The 77-year-old John Glenn's return to space this Thursday "will be a huge shot to the elderly the likes of which we haven't seen since Yul Brynner was on the stage" and could also produce data that will help scientists better understand the aging process, said Laurence R. Young, the Apollo Program Professor of Astronautics.
Professor Young and Professor Richard J. Cohen of the Harvard-MIT Division of Health Sciences and Technology are among six experts from around the country who are NASA spokesmen for why Senator Glenn should be on the mission.
Senator Glenn will be involved in several studies, many of which are related to aging. Aging is associated with a variety of symptoms such as muscle atrophy; astronauts have reported similar symptoms. Exploring the "deconditioning" that seems to occur in space could lead to potential therapies for both astronauts and the elderly, according to Professor Young.
Professor Young's own research involves the human balance system and how it adapts to space. In a statement distributed by NASA he said:
"Just as older people may stumble or fall, especially in the dark, astronauts often have trouble with Earth's gravity after a space flight. In both cases, the balance organs in the inner ear are affected and the brain must adapt to a new challenge of walking and standing. Measurements of the stability of stance and gaze following the space flight of Senator Glenn and his younger crew mates will help us understand the relationships between space and aging as they influence posture."
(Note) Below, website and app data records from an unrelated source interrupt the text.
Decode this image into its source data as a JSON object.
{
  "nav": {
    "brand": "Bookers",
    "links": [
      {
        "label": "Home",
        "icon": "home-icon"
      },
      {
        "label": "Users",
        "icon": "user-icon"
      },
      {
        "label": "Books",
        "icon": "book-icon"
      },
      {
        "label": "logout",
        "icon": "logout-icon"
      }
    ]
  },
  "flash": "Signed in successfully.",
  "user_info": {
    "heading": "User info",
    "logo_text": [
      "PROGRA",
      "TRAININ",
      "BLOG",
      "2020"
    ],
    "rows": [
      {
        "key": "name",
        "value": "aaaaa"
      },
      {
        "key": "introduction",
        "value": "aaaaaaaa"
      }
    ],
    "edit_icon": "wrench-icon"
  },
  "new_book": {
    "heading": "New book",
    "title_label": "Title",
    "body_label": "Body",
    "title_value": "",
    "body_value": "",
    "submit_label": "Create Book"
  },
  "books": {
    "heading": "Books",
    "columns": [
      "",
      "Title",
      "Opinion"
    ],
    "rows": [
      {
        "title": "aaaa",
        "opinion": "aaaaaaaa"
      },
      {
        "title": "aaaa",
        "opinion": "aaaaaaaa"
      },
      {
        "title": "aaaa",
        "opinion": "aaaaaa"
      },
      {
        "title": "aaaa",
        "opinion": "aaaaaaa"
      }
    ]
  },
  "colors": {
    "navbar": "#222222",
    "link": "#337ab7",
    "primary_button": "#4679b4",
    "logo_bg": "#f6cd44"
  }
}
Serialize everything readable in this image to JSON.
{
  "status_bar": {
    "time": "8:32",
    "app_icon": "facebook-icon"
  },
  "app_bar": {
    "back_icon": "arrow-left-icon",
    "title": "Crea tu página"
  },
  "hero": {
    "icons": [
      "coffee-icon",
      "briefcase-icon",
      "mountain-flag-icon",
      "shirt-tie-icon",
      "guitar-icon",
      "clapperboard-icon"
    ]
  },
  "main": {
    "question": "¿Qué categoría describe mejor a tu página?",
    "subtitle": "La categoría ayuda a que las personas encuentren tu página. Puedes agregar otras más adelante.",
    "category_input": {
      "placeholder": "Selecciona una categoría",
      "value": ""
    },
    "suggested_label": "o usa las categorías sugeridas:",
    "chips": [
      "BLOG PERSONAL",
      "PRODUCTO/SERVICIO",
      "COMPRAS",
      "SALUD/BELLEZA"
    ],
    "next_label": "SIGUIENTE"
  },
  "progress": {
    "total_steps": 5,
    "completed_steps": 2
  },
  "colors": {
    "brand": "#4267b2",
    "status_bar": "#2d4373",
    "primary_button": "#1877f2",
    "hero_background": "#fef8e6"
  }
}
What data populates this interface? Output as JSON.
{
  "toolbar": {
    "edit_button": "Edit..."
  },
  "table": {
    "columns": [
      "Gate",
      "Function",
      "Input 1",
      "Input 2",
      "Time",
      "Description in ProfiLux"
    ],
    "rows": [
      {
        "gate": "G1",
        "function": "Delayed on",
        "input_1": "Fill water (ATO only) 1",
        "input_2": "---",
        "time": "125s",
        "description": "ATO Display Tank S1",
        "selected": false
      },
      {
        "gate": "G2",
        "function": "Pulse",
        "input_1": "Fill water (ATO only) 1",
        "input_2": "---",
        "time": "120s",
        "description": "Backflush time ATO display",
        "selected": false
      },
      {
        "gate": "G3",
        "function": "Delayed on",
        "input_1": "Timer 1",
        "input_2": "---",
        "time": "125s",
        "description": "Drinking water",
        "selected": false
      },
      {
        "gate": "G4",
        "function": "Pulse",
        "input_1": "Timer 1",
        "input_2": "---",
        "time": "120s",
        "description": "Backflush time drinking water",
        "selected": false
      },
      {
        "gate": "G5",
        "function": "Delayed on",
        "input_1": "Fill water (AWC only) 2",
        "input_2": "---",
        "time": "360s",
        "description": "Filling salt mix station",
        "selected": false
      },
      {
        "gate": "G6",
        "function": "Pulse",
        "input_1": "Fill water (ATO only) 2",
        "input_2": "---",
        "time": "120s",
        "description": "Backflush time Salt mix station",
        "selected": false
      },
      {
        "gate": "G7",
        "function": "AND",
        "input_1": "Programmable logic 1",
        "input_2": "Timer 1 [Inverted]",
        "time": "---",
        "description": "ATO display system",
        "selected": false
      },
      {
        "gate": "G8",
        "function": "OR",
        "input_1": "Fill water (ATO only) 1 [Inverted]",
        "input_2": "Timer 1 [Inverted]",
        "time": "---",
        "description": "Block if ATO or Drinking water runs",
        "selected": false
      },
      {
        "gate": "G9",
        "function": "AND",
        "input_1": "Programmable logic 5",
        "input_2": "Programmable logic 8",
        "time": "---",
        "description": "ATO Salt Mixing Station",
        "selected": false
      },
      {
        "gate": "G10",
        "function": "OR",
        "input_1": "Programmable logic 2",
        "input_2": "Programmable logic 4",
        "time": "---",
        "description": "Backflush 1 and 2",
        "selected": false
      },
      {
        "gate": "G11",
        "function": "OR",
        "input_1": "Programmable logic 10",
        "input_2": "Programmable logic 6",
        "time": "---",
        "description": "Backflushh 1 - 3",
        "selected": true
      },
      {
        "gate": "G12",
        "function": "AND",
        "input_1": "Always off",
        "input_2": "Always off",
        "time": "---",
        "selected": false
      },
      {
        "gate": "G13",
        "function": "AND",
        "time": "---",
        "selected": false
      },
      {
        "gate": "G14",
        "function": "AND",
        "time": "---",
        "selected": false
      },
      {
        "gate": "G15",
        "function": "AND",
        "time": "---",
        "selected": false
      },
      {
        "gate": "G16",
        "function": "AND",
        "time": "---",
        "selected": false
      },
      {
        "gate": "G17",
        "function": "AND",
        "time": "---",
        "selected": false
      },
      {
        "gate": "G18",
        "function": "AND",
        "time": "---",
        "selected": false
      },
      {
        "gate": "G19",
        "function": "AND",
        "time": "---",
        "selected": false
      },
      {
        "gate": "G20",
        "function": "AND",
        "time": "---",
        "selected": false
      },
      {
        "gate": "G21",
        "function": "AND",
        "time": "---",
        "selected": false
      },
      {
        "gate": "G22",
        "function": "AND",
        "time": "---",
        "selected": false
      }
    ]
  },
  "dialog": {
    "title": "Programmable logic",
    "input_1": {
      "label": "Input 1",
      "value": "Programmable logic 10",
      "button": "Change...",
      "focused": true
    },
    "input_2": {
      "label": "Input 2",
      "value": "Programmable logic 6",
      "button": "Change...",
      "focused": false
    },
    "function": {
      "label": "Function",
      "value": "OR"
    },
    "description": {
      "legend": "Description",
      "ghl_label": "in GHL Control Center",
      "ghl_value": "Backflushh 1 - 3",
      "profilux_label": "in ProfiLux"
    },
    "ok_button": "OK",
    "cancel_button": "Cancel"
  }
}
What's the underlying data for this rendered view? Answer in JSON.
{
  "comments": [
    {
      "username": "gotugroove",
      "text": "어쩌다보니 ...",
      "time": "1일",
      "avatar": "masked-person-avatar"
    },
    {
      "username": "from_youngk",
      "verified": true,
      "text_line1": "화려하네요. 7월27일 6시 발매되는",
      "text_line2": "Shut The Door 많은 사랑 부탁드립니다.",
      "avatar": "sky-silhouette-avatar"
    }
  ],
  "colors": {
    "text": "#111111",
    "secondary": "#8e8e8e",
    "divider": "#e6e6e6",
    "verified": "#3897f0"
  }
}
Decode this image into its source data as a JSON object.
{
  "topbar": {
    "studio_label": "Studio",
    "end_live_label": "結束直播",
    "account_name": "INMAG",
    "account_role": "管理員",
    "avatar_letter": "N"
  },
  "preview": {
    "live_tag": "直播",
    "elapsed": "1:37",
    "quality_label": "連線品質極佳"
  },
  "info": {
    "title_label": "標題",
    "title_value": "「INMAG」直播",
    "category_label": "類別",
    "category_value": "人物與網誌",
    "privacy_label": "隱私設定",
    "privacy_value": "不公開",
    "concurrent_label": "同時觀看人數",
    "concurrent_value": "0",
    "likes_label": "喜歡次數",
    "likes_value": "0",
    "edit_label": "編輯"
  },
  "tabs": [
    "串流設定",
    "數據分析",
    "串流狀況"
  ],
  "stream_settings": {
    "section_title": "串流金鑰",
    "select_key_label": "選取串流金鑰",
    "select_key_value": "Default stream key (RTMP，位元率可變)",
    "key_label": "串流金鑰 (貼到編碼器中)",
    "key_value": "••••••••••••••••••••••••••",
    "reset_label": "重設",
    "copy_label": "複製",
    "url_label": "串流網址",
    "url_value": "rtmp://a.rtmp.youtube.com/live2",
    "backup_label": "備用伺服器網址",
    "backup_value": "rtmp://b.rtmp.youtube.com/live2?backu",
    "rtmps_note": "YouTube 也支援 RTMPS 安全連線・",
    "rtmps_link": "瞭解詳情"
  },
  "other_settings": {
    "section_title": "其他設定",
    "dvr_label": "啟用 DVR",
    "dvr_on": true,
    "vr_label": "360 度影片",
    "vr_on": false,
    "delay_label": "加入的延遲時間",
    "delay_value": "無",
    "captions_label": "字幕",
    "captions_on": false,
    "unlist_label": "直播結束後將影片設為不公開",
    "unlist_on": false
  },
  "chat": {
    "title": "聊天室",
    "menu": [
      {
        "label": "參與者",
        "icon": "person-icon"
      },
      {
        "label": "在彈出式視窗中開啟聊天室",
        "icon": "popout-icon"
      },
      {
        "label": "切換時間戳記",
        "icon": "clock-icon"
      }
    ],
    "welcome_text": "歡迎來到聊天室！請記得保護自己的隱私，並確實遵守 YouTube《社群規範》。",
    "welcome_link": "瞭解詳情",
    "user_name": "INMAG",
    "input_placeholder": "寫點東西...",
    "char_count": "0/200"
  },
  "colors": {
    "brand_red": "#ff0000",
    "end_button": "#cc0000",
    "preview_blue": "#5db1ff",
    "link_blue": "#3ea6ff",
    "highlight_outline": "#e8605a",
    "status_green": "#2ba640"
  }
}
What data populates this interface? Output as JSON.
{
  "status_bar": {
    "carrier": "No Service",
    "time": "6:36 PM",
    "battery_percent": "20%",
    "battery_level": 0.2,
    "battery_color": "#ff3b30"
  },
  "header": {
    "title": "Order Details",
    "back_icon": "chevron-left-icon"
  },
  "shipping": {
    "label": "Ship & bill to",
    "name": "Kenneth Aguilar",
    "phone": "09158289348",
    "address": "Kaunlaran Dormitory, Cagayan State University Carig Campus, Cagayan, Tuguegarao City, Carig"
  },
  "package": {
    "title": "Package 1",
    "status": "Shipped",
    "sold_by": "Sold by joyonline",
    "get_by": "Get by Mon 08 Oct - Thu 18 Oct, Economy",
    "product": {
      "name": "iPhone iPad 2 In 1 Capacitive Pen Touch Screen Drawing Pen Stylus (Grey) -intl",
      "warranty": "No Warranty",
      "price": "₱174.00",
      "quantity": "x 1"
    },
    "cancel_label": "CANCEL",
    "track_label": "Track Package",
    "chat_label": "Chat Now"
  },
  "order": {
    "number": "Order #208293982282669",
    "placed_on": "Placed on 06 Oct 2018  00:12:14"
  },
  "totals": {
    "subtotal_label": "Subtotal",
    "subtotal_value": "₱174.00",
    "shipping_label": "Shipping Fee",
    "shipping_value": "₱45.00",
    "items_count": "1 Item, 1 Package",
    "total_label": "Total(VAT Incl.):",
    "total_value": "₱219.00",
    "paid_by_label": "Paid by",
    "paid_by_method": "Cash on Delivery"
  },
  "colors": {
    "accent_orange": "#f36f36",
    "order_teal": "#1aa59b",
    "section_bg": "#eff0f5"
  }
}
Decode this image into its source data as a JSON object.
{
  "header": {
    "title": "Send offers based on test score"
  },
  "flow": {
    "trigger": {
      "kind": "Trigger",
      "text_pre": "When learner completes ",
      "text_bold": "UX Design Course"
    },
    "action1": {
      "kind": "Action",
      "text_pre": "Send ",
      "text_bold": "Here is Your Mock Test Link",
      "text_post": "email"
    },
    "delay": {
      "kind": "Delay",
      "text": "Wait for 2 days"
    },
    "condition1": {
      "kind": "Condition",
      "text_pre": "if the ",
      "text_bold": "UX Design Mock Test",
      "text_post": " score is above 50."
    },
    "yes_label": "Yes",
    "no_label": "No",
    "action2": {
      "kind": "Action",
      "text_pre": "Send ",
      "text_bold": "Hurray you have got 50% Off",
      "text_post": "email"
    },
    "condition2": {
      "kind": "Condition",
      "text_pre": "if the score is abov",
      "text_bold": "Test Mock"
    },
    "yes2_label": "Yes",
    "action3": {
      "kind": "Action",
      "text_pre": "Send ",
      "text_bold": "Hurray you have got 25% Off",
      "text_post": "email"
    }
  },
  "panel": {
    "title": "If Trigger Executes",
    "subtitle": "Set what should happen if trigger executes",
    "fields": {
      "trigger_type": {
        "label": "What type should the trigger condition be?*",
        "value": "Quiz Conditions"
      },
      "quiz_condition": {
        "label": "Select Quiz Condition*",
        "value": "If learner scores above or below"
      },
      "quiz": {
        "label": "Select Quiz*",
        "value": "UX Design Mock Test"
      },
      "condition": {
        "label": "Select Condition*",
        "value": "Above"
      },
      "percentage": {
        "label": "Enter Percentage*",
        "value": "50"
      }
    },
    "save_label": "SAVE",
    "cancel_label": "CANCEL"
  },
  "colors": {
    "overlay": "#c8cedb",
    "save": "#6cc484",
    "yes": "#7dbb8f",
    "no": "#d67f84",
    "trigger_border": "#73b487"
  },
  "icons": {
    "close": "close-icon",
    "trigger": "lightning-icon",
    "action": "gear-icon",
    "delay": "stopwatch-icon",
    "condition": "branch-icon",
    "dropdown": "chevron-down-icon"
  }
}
He further cited other, non-scientific reasons for Senator Glenn's participation in the flight. In addition to being a boon for the elderly, "quite frankly I think he deserves it," Professor Young said.
Among the studies Senator Glenn will be involved in are three cardiovascular investigations. Professor Cohen said in another NASA statement: "John Glenn's flight will provide a unique opportunity to study the effect of space flight on cardiovascular function in an older individual. NASA's research program has already made important contributions to cardiovascular medicine, in particular in regard to problems encountered by older patients. John Glenn's flight highlights the combined benefits to the space program and to public health which come out of space medicine research."
"For example," he told MIT Tech Talk, "past NASA-sponsored research in my laboratory helped lead to the development of a new noninvasive technique for identifying individuals at risk for sudden cardiac death which potentially may help save tens of thousands of lives per year in the United States."
A version of this article appeared in MIT Tech Talk on October 28, 1998.